Friday, May 11, 2012

Where the Wild Things Aren't

Here's my offering in the children's-book version of David Lodge's literary parlor game "Humiliation," in which one admits sheepishly to not having read important books: I have never read Where The Wild Things Are.  How did this happen?  I really don't know.  Somehow it didn't cross my path in childhood, and consequently in adulthood I didn't seek it out nostalgically to share with my son.  I've read (and read to my son) other books Maurice Sendak wrote or illustrated (a favorite is Let's Be Enemies), but never this classic.  And it's not like War and Peace, right?  I could easily rectify this omission, but I haven't.

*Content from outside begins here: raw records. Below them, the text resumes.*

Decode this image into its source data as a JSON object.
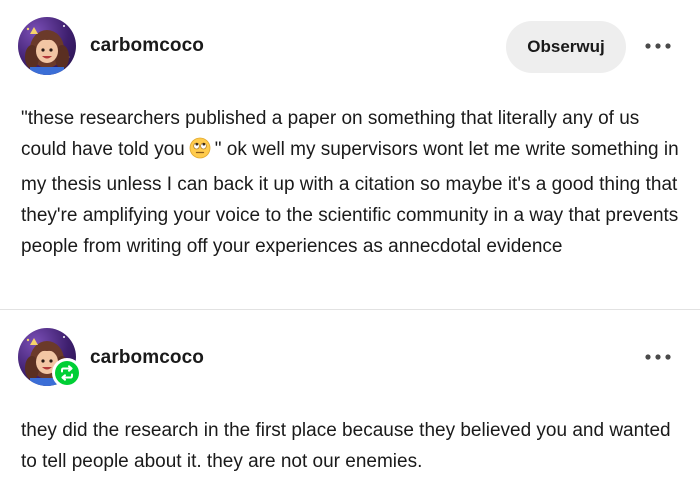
{
  "posts": [
    {
      "username": "carbomcoco",
      "follow_label": "Obserwuj",
      "more_icon": "ellipsis-icon",
      "text_before_emoji": "\"these researchers published a paper on something that literally any of us could have told you",
      "emoji": "face-with-rolling-eyes-icon",
      "text_after_emoji": "\" ok well my supervisors wont let me write something in my thesis unless I can back it up with a citation so maybe it's a good thing that they're amplifying your voice to the scientific community in a way that prevents people from writing off your experiences as annecdotal evidence"
    },
    {
      "username": "carbomcoco",
      "badge_icon": "reblog-icon",
      "more_icon": "ellipsis-icon",
      "text": "they did the research in the first place because they believed you and wanted to tell people about it. they are not our enemies."
    }
  ],
  "colors": {
    "follow_bg": "#eeeeee",
    "reblog_green": "#00cf35",
    "divider": "#e2e2e2",
    "text": "#1a1a1a"
  }
}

One thing I do know about Maurice Sendak, though, is that he gives awesome interviews, especially to Terry Gross.  I remember hearing one before I became a parent in which he explained his belief in the importance of including difficult, complex subjects in children's books.  This view of children as robust, non-fragile, real people whose perspectives must be acknowledged and respected was an important beginning point in my own evolving thinking about children, which was later developed further by How to Talk So Kids Will Listen and Listen So Kids Will Talk (a parenting book I love!)  To me, Sendak's view of children seems continuous with Faber and Mazlish even though they would never advise punishing your child by sending him supperless to his room; the work of all three is fundamentally grounded in the real emotions of children.

I also love the unabashed curmudgeonliness of the opinions Sendak expresses in interviews.  For example, in an interview last year, Sendak had this to say about e-books:
"I hate them. It's like making believe there's another kind of sex. There isn't another kind of sex. There isn't another kind of book! A book is a book is a book."
 I don't really agree with this sentiment, except as it relates to picture books (I don't think e-books need be seen as competition for "real" books), but I love the passion and vociferousness of it.

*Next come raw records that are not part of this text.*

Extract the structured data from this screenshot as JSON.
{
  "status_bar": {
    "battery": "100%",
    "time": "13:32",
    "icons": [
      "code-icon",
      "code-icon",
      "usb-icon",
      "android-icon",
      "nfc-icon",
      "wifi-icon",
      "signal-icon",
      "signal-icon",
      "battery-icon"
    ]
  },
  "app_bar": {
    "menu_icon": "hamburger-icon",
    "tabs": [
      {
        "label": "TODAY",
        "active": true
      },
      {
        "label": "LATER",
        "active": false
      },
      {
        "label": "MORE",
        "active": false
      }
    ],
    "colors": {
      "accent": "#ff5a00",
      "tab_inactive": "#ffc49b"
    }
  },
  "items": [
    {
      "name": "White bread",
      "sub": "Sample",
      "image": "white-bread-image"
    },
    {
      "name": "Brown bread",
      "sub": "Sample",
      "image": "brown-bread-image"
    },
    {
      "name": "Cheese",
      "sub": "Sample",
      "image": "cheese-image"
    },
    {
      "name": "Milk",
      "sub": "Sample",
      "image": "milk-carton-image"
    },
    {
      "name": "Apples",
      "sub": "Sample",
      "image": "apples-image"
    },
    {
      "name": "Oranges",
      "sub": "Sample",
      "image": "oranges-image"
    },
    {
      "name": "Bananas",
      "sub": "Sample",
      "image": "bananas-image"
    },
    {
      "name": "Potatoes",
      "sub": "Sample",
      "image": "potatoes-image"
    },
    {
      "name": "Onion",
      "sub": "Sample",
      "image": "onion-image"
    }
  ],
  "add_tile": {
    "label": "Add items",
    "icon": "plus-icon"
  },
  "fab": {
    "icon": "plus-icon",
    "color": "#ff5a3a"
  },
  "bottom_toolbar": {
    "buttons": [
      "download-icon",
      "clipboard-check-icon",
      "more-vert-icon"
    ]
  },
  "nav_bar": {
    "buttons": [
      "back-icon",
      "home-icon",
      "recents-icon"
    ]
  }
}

So, I should probably read Where The Wild Things Are one of these days, at the very least as a tribute to someone who has had such an influence on children's books.  What well-known children's books haven't you read?

[Bonus watching/reading: Stephen Colbert interviews Sendak, and a lovely appreciation of Sendak in the New York Times, which I am sure you've already read.]

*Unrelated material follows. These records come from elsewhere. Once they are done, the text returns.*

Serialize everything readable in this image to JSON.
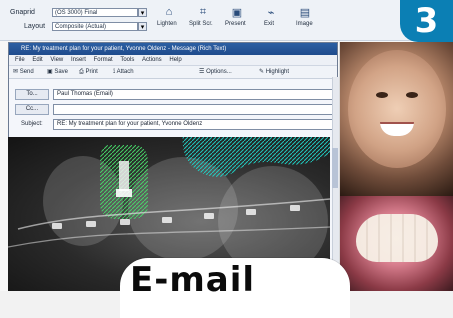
{
  "top_toolbar": {
    "row1_label": "Gnaprid",
    "row1_value": "(OS 3000) Final",
    "row2_label": "Layout",
    "row2_value": "Composite (Actual)",
    "icons": [
      {
        "name": "lighten-icon",
        "label": "Lighten",
        "glyph": "⌂"
      },
      {
        "name": "split-screen-icon",
        "label": "Split Scr.",
        "glyph": "⌗"
      },
      {
        "name": "present-icon",
        "label": "Present",
        "glyph": "▣"
      },
      {
        "name": "exit-icon",
        "label": "Exit",
        "glyph": "⌁"
      },
      {
        "name": "image-icon",
        "label": "Image",
        "glyph": "▤"
      }
    ]
  },
  "badge": {
    "number": "3"
  },
  "email": {
    "window_title": "RE: My treatment plan for your patient, Yvonne Oldenz - Message (Rich Text)",
    "menu": [
      "File",
      "Edit",
      "View",
      "Insert",
      "Format",
      "Tools",
      "Actions",
      "Help"
    ],
    "toolbar_items": [
      "Send",
      "Save",
      "Print",
      "Attach",
      "Options...",
      "Highlight"
    ],
    "to_label": "To...",
    "to_value": "Paul Thomas (Email)",
    "cc_label": "Cc...",
    "cc_value": "",
    "subject_label": "Subject:",
    "subject_value": "RE: My treatment plan for your patient, Yvonne Oldenz"
  },
  "sticker": {
    "text": "E-mail"
  }
}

Adrienne Pilon ("A") said...

Read it. It is brilliant. I also recommend "Brundibar" as well as just about everything Sendak has done.

What haven't I read? So, so much.

Fanny Harville said...

"So, so much." Me too, obviously. But at least I'll try to cross Sendak off that long list soon!